Ideally, I find myself looking for parallels between cultures, exploring the concept of diversity (cultural, religious or sexual) and combining the heritage of the Middle Eastern, Persian and the Western world. By blending materials I feel that I am blending and combining the Persian esoteric literature , religious & mythological references, from the ancient world to our present time, with its tensions, traumas, fears inherent in our contemporary society, and digesting it to create a the metaphorical visual space. My hope is to create an aesthetic language using various cultural and visual references with one or more meanings in different cultures, and to compose a visual maze that leaves the free interpretation to the observer.
The union of my ideal process and my studio practice, it leads me to create a pantheon of objects and images, these images point to a more layered, carnivalesque reading of the two traditions, traditional/ancient and contemporary culture, but in emphasizing the delicate fictional underpinning in these images, they come closer to representing “reality” than what is shown in most news media. In my works the juxtaposition and interaction of material power, spiritual power, and the unavoidable historically repeated consequence of this conjunction create a multi-layered space which underlies a state of contradiction and exposure of violence. The synthesis of seemingly opposing ideological and aesthetic agendas and signifiers – politics and poetics, the mythological and the historical, the conceptual and the baroque, shape shiftings & holy stiffness, harmony and destruction, and the resurrection of eternal shadows and gods and idols of orient and occident contribute to a kind of convoluted narrative.

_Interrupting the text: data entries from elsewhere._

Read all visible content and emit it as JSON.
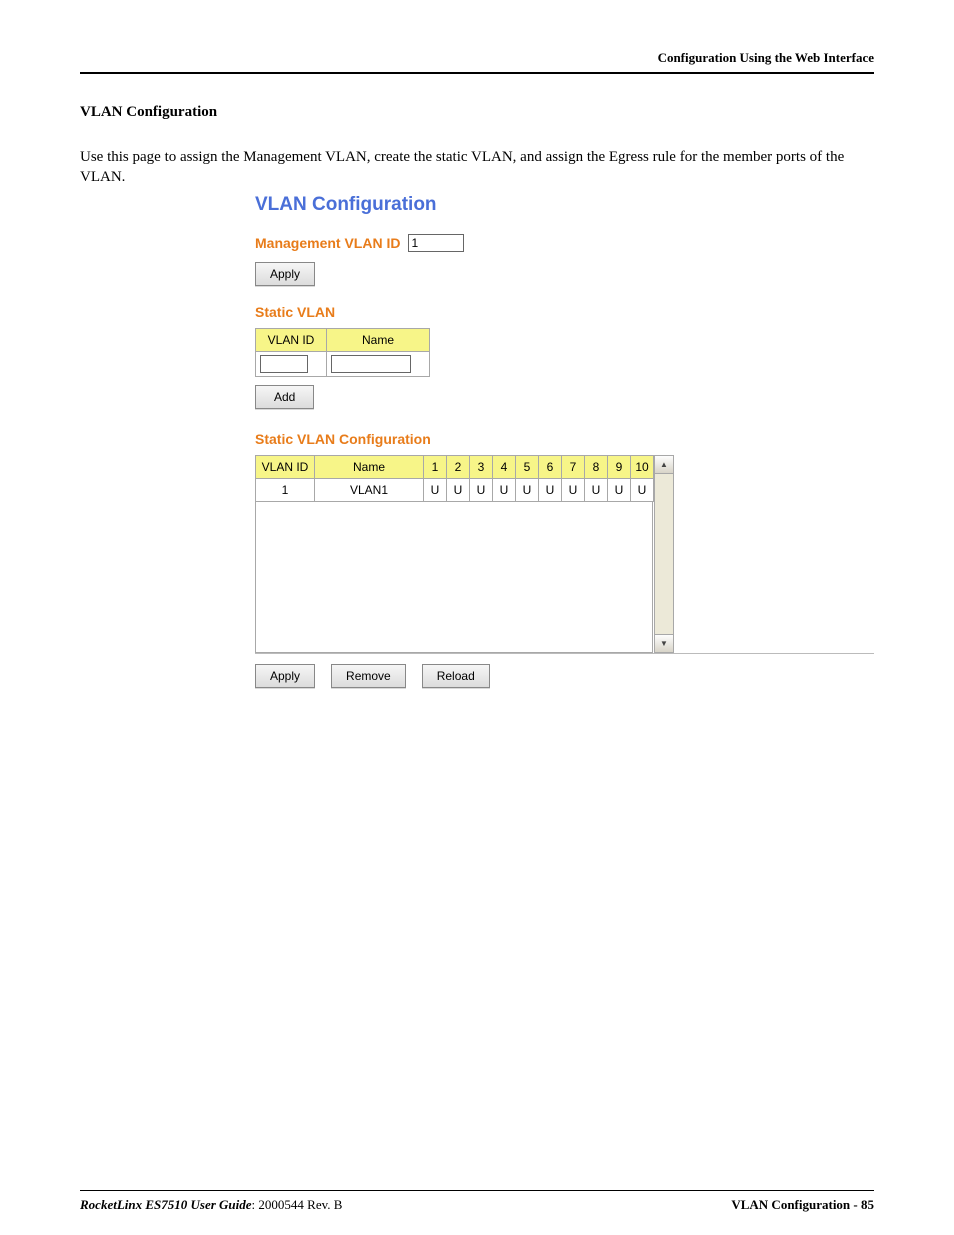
{
  "header": {
    "right": "Configuration Using the Web Interface"
  },
  "doc": {
    "section_title": "VLAN Configuration",
    "intro": "Use this page to assign the Management VLAN, create the static VLAN, and assign the Egress rule for the member ports of the VLAN."
  },
  "ui": {
    "title": "VLAN Configuration",
    "management": {
      "label": "Management VLAN ID",
      "value": "1",
      "apply": "Apply"
    },
    "static_vlan": {
      "title": "Static VLAN",
      "col_vlanid": "VLAN ID",
      "col_name": "Name",
      "vlanid_value": "",
      "name_value": "",
      "add": "Add"
    },
    "static_cfg": {
      "title": "Static VLAN Configuration",
      "col_vlanid": "VLAN ID",
      "col_name": "Name",
      "ports": [
        "1",
        "2",
        "3",
        "4",
        "5",
        "6",
        "7",
        "8",
        "9",
        "10"
      ],
      "rows": [
        {
          "vlanid": "1",
          "name": "VLAN1",
          "ports": [
            "U",
            "U",
            "U",
            "U",
            "U",
            "U",
            "U",
            "U",
            "U",
            "U"
          ]
        }
      ],
      "apply": "Apply",
      "remove": "Remove",
      "reload": "Reload"
    }
  },
  "footer": {
    "product": "RocketLinx ES7510  User Guide",
    "rev": ": 2000544 Rev. B",
    "right": "VLAN Configuration - 85"
  }
}
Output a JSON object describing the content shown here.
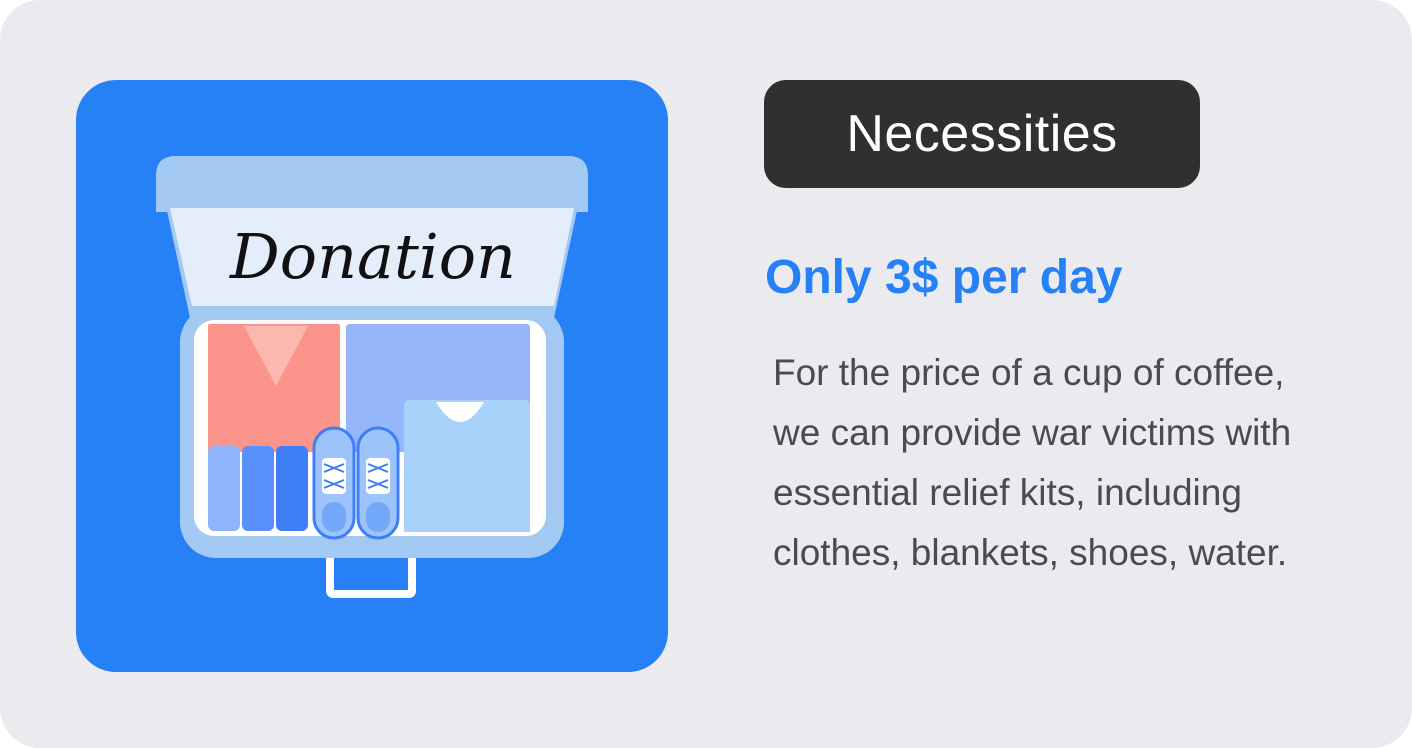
{
  "illustration": {
    "box_label": "Donation"
  },
  "tag": {
    "label": "Necessities"
  },
  "headline": "Only 3$ per day",
  "description": {
    "lines": [
      "For the price of a cup of coffee,",
      "we can provide war victims with",
      "essential relief kits, including",
      "clothes, blankets, shoes, water."
    ]
  },
  "colors": {
    "background": "#ebeaef",
    "accent": "#2680f6",
    "tag_background": "#303030",
    "body_text": "#4b4b4f"
  }
}
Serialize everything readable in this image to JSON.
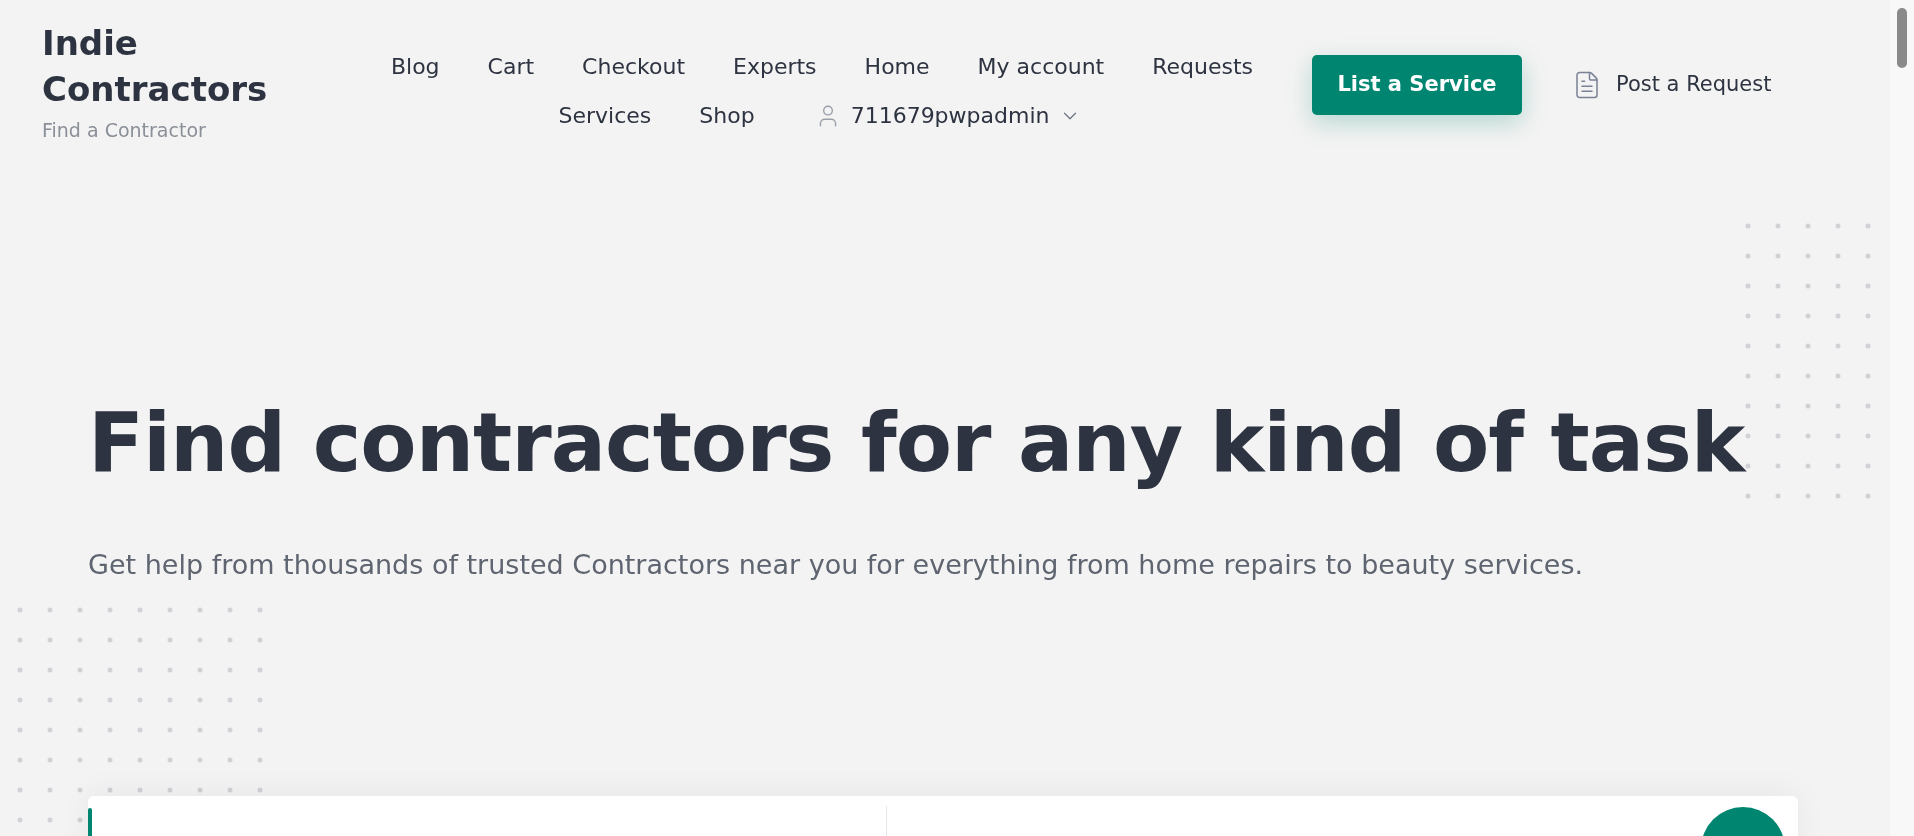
{
  "brand": {
    "title": "Indie Contractors",
    "tagline": "Find a Contractor"
  },
  "nav": {
    "items": [
      "Blog",
      "Cart",
      "Checkout",
      "Experts",
      "Home",
      "My account",
      "Requests",
      "Services",
      "Shop"
    ],
    "user_menu": {
      "label": "711679pwpadmin",
      "expanded": false
    }
  },
  "actions": {
    "primary": "List a Service",
    "secondary": "Post a Request"
  },
  "hero": {
    "heading": "Find contractors for any kind of task",
    "subheading": "Get help from thousands of trusted Contractors near you for everything from home repairs to beauty services."
  }
}
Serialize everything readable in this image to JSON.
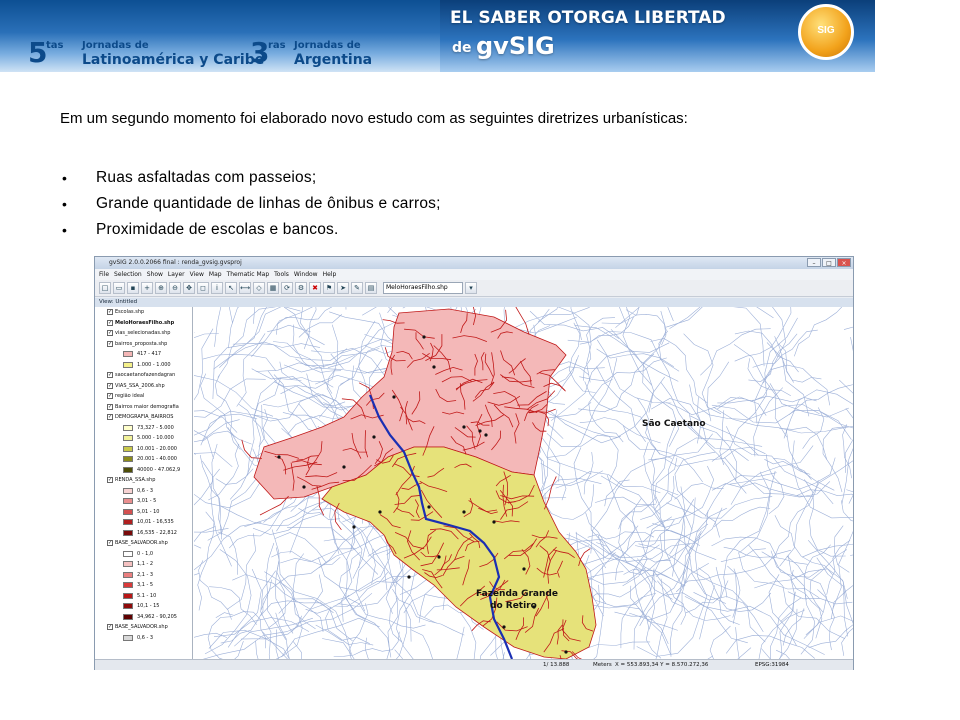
{
  "banner": {
    "num1": "5",
    "tas": "tas",
    "jornadas1": "Jornadas de",
    "region1": "Latinoamérica y Caribe",
    "num2": "3",
    "ras": "ras",
    "jornadas2": "Jornadas de",
    "region2": "Argentina",
    "slogan": "EL SABER OTORGA LIBERTAD",
    "de": "de",
    "brand": "gvSIG",
    "logo_text": "SIG"
  },
  "intro": "Em um segundo momento foi elaborado novo estudo com as seguintes diretrizes urbanísticas:",
  "bullets": [
    "Ruas asfaltadas com passeios;",
    "Grande quantidade de linhas de ônibus e carros;",
    "Proximidade de escolas e bancos."
  ],
  "app": {
    "title": "gvSIG 2.0.0.2066 final : renda_gvsig.gvsproj",
    "menu": [
      "File",
      "Selection",
      "Show",
      "Layer",
      "View",
      "Map",
      "Thematic Map",
      "Tools",
      "Window",
      "Help"
    ],
    "toolbar_select": "MeloHoraesFilho.shp",
    "view_title": "View: Untitled",
    "toc": [
      {
        "label": "Escolas.shp",
        "type": "layer",
        "checked": true
      },
      {
        "label": "MeloHoraesFilho.shp",
        "type": "layer",
        "checked": true,
        "bold": true
      },
      {
        "label": "vias_selecionadas.shp",
        "type": "layer",
        "checked": true
      },
      {
        "label": "bairros_proposta.shp",
        "type": "layer",
        "checked": true
      },
      {
        "label": "417 - 417",
        "type": "legend",
        "color": "#f4b6b6"
      },
      {
        "label": "1.000 - 1.000",
        "type": "legend",
        "color": "#f4f08a"
      },
      {
        "label": "saocaetanofazendagran",
        "type": "layer",
        "checked": true
      },
      {
        "label": "VIAS_SSA_2006.shp",
        "type": "layer",
        "checked": true
      },
      {
        "label": "região ideal",
        "type": "layer",
        "checked": true
      },
      {
        "label": "Bairros maior demografia",
        "type": "layer",
        "checked": true
      },
      {
        "label": "DEMOGRAFIA_BAIRROS",
        "type": "layer",
        "checked": true
      },
      {
        "label": "73,327 - 5.000",
        "type": "legend",
        "color": "#ffffcc"
      },
      {
        "label": "5.000 - 10.000",
        "type": "legend",
        "color": "#f2f29a"
      },
      {
        "label": "10.001 - 20.000",
        "type": "legend",
        "color": "#c9c94a"
      },
      {
        "label": "20.001 - 40.000",
        "type": "legend",
        "color": "#8c8c1c"
      },
      {
        "label": "40000 - 47.062,9",
        "type": "legend",
        "color": "#4e4e08"
      },
      {
        "label": "RENDA_SSA.shp",
        "type": "layer",
        "checked": true
      },
      {
        "label": "0,6 - 3",
        "type": "legend",
        "color": "#f7d3d3"
      },
      {
        "label": "3,01 - 5",
        "type": "legend",
        "color": "#e98f8f"
      },
      {
        "label": "5,01 - 10",
        "type": "legend",
        "color": "#d35050"
      },
      {
        "label": "10,01 - 16,535",
        "type": "legend",
        "color": "#b01f1f"
      },
      {
        "label": "16,535 - 22,812",
        "type": "legend",
        "color": "#7a0a0a"
      },
      {
        "label": "BASE_SALVADOR.shp",
        "type": "layer",
        "checked": true
      },
      {
        "label": "0 - 1,0",
        "type": "legend",
        "color": "#ffffff"
      },
      {
        "label": "1,1 - 2",
        "type": "legend",
        "color": "#f5c1c1"
      },
      {
        "label": "2,1 - 3",
        "type": "legend",
        "color": "#ea7f7f"
      },
      {
        "label": "3,1 - 5",
        "type": "legend",
        "color": "#d93a3a"
      },
      {
        "label": "5.1 - 10",
        "type": "legend",
        "color": "#b81616"
      },
      {
        "label": "10,1 - 15",
        "type": "legend",
        "color": "#8e0a0a"
      },
      {
        "label": "34,962 - 90,205",
        "type": "legend",
        "color": "#5e0000"
      },
      {
        "label": "BASE_SALVADOR.shp",
        "type": "layer",
        "checked": true
      },
      {
        "label": "0,6 - 3",
        "type": "legend",
        "color": "#d8d8d8"
      }
    ],
    "map_labels": {
      "region1": "São Caetano",
      "region2_line1": "Fazenda Grande",
      "region2_line2": "do Retiro"
    },
    "status": {
      "scale": "1/ 13.888",
      "units": "Meters",
      "coords": "X = 553.893,34  Y = 8.570.272,36",
      "epsg": "EPSG:31984"
    },
    "colors": {
      "region1_fill": "#f4b8b8",
      "region2_fill": "#e6e27a",
      "street_blue": "#9db0d8",
      "street_red": "#c01818",
      "route": "#1a2fb3"
    }
  }
}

This polyphonic visual language reveals the ways in which these often contradictory notions and relationships shape the contemporary worlds.